═════ Dataset entries ═════

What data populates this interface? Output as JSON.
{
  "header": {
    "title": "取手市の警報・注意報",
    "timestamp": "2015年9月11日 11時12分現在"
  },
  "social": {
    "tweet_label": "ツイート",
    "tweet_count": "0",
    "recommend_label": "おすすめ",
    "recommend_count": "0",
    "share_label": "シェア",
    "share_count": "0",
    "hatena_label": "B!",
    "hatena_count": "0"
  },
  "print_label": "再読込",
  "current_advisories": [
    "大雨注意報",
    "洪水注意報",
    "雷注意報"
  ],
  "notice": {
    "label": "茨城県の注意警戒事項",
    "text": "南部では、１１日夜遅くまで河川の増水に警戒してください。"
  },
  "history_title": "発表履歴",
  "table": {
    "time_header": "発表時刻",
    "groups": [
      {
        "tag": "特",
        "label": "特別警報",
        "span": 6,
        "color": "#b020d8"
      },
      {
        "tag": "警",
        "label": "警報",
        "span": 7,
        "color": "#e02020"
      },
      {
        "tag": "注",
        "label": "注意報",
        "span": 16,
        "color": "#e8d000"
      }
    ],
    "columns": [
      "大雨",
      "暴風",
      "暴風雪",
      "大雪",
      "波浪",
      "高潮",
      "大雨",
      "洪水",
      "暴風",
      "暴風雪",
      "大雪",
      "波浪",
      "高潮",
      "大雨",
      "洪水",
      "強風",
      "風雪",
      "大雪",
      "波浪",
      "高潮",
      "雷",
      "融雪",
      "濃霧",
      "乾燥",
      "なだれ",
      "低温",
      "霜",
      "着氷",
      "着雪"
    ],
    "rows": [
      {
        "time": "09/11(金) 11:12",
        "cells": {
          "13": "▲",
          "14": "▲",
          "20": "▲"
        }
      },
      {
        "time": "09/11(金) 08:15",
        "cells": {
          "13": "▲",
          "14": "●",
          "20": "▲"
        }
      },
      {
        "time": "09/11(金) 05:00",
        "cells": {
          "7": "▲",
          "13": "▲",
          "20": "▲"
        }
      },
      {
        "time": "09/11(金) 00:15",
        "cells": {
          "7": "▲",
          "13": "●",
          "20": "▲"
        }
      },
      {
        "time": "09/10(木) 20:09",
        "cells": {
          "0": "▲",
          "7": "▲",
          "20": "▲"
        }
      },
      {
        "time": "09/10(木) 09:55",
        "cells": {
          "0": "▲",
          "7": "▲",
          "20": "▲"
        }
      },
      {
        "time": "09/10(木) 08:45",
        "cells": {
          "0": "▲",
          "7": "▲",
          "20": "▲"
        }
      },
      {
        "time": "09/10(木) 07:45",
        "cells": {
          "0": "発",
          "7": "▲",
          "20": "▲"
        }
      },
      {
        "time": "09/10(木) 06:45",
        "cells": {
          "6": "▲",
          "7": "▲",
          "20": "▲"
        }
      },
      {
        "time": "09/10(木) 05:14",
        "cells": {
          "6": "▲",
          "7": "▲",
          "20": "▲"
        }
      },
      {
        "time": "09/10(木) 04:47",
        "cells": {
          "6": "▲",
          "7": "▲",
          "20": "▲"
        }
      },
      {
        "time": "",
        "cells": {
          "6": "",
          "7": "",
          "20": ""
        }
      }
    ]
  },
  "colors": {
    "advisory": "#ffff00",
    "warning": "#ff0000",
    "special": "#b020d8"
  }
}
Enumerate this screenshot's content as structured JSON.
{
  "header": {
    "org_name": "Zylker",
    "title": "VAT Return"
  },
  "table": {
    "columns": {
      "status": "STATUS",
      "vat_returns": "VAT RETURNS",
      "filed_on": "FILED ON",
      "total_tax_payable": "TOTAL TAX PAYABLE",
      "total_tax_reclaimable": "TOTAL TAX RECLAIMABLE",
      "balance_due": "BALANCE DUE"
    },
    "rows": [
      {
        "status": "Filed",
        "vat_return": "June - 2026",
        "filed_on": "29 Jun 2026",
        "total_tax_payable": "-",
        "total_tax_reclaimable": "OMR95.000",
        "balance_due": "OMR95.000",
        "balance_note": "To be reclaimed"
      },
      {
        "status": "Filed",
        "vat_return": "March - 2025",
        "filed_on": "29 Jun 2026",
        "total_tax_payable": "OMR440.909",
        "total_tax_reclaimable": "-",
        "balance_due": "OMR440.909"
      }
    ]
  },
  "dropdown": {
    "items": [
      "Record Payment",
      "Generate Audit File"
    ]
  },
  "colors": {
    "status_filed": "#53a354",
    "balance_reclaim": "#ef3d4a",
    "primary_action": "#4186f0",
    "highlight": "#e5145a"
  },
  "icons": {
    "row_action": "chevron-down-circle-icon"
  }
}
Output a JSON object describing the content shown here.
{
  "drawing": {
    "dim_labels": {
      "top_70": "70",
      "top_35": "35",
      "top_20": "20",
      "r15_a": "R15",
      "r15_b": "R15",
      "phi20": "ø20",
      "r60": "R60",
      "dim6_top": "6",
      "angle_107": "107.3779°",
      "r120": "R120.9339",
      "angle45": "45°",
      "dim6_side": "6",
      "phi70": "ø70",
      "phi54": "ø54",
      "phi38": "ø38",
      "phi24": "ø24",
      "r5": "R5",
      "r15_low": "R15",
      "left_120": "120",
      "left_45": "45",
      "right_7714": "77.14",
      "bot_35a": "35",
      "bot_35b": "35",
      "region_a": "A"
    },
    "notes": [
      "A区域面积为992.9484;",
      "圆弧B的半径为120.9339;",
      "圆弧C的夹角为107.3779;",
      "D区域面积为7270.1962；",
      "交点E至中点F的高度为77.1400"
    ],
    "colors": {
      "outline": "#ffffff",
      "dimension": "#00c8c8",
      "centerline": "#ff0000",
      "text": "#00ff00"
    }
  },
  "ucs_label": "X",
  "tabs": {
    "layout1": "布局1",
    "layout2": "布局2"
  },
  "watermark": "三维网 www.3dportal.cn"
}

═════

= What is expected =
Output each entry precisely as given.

= The answer =
What data populates this interface? Output as JSON.
{
  "header": {
    "title": "取手市の警報・注意報",
    "timestamp": "2015年9月11日 11時12分現在"
  },
  "social": {
    "tweet_label": "ツイート",
    "tweet_count": "0",
    "recommend_label": "おすすめ",
    "recommend_count": "0",
    "share_label": "シェア",
    "share_count": "0",
    "hatena_label": "B!",
    "hatena_count": "0"
  },
  "print_label": "再読込",
  "current_advisories": [
    "大雨注意報",
    "洪水注意報",
    "雷注意報"
  ],
  "notice": {
    "label": "茨城県の注意警戒事項",
    "text": "南部では、１１日夜遅くまで河川の増水に警戒してください。"
  },
  "history_title": "発表履歴",
  "table": {
    "time_header": "発表時刻",
    "groups": [
      {
        "tag": "特",
        "label": "特別警報",
        "span": 6,
        "color": "#b020d8"
      },
      {
        "tag": "警",
        "label": "警報",
        "span": 7,
        "color": "#e02020"
      },
      {
        "tag": "注",
        "label": "注意報",
        "span": 16,
        "color": "#e8d000"
      }
    ],
    "columns": [
      "大雨",
      "暴風",
      "暴風雪",
      "大雪",
      "波浪",
      "高潮",
      "大雨",
      "洪水",
      "暴風",
      "暴風雪",
      "大雪",
      "波浪",
      "高潮",
      "大雨",
      "洪水",
      "強風",
      "風雪",
      "大雪",
      "波浪",
      "高潮",
      "雷",
      "融雪",
      "濃霧",
      "乾燥",
      "なだれ",
      "低温",
      "霜",
      "着氷",
      "着雪"
    ],
    "rows": [
      {
        "time": "09/11(金) 11:12",
        "cells": {
          "13": "▲",
          "14": "▲",
          "20": "▲"
        }
      },
      {
        "time": "09/11(金) 08:15",
        "cells": {
          "13": "▲",
          "14": "●",
          "20": "▲"
        }
      },
      {
        "time": "09/11(金) 05:00",
        "cells": {
          "7": "▲",
          "13": "▲",
          "20": "▲"
        }
      },
      {
        "time": "09/11(金) 00:15",
        "cells": {
          "7": "▲",
          "13": "●",
          "20": "▲"
        }
      },
      {
        "time": "09/10(木) 20:09",
        "cells": {
          "0": "▲",
          "7": "▲",
          "20": "▲"
        }
      },
      {
        "time": "09/10(木) 09:55",
        "cells": {
          "0": "▲",
          "7": "▲",
          "20": "▲"
        }
      },
      {
        "time": "09/10(木) 08:45",
        "cells": {
          "0": "▲",
          "7": "▲",
          "20": "▲"
        }
      },
      {
        "time": "09/10(木) 07:45",
        "cells": {
          "0": "発",
          "7": "▲",
          "20": "▲"
        }
      },
      {
        "time": "09/10(木) 06:45",
        "cells": {
          "6": "▲",
          "7": "▲",
          "20": "▲"
        }
      },
      {
        "time": "09/10(木) 05:14",
        "cells": {
          "6": "▲",
          "7": "▲",
          "20": "▲"
        }
      },
      {
        "time": "09/10(木) 04:47",
        "cells": {
          "6": "▲",
          "7": "▲",
          "20": "▲"
        }
      },
      {
        "time": "",
        "cells": {
          "6": "",
          "7": "",
          "20": ""
        }
      }
    ]
  },
  "colors": {
    "advisory": "#ffff00",
    "warning": "#ff0000",
    "special": "#b020d8"
  }
}
Enumerate this screenshot's content as structured JSON.
{
  "header": {
    "org_name": "Zylker",
    "title": "VAT Return"
  },
  "table": {
    "columns": {
      "status": "STATUS",
      "vat_returns": "VAT RETURNS",
      "filed_on": "FILED ON",
      "total_tax_payable": "TOTAL TAX PAYABLE",
      "total_tax_reclaimable": "TOTAL TAX RECLAIMABLE",
      "balance_due": "BALANCE DUE"
    },
    "rows": [
      {
        "status": "Filed",
        "vat_return": "June - 2026",
        "filed_on": "29 Jun 2026",
        "total_tax_payable": "-",
        "total_tax_reclaimable": "OMR95.000",
        "balance_due": "OMR95.000",
        "balance_note": "To be reclaimed"
      },
      {
        "status": "Filed",
        "vat_return": "March - 2025",
        "filed_on": "29 Jun 2026",
        "total_tax_payable": "OMR440.909",
        "total_tax_reclaimable": "-",
        "balance_due": "OMR440.909"
      }
    ]
  },
  "dropdown": {
    "items": [
      "Record Payment",
      "Generate Audit File"
    ]
  },
  "colors": {
    "status_filed": "#53a354",
    "balance_reclaim": "#ef3d4a",
    "primary_action": "#4186f0",
    "highlight": "#e5145a"
  },
  "icons": {
    "row_action": "chevron-down-circle-icon"
  }
}
Output a JSON object describing the content shown here.
{
  "drawing": {
    "dim_labels": {
      "top_70": "70",
      "top_35": "35",
      "top_20": "20",
      "r15_a": "R15",
      "r15_b": "R15",
      "phi20": "ø20",
      "r60": "R60",
      "dim6_top": "6",
      "angle_107": "107.3779°",
      "r120": "R120.9339",
      "angle45": "45°",
      "dim6_side": "6",
      "phi70": "ø70",
      "phi54": "ø54",
      "phi38": "ø38",
      "phi24": "ø24",
      "r5": "R5",
      "r15_low": "R15",
      "left_120": "120",
      "left_45": "45",
      "right_7714": "77.14",
      "bot_35a": "35",
      "bot_35b": "35",
      "region_a": "A"
    },
    "notes": [
      "A区域面积为992.9484;",
      "圆弧B的半径为120.9339;",
      "圆弧C的夹角为107.3779;",
      "D区域面积为7270.1962；",
      "交点E至中点F的高度为77.1400"
    ],
    "colors": {
      "outline": "#ffffff",
      "dimension": "#00c8c8",
      "centerline": "#ff0000",
      "text": "#00ff00"
    }
  },
  "ucs_label": "X",
  "tabs": {
    "layout1": "布局1",
    "layout2": "布局2"
  },
  "watermark": "三维网 www.3dportal.cn"
}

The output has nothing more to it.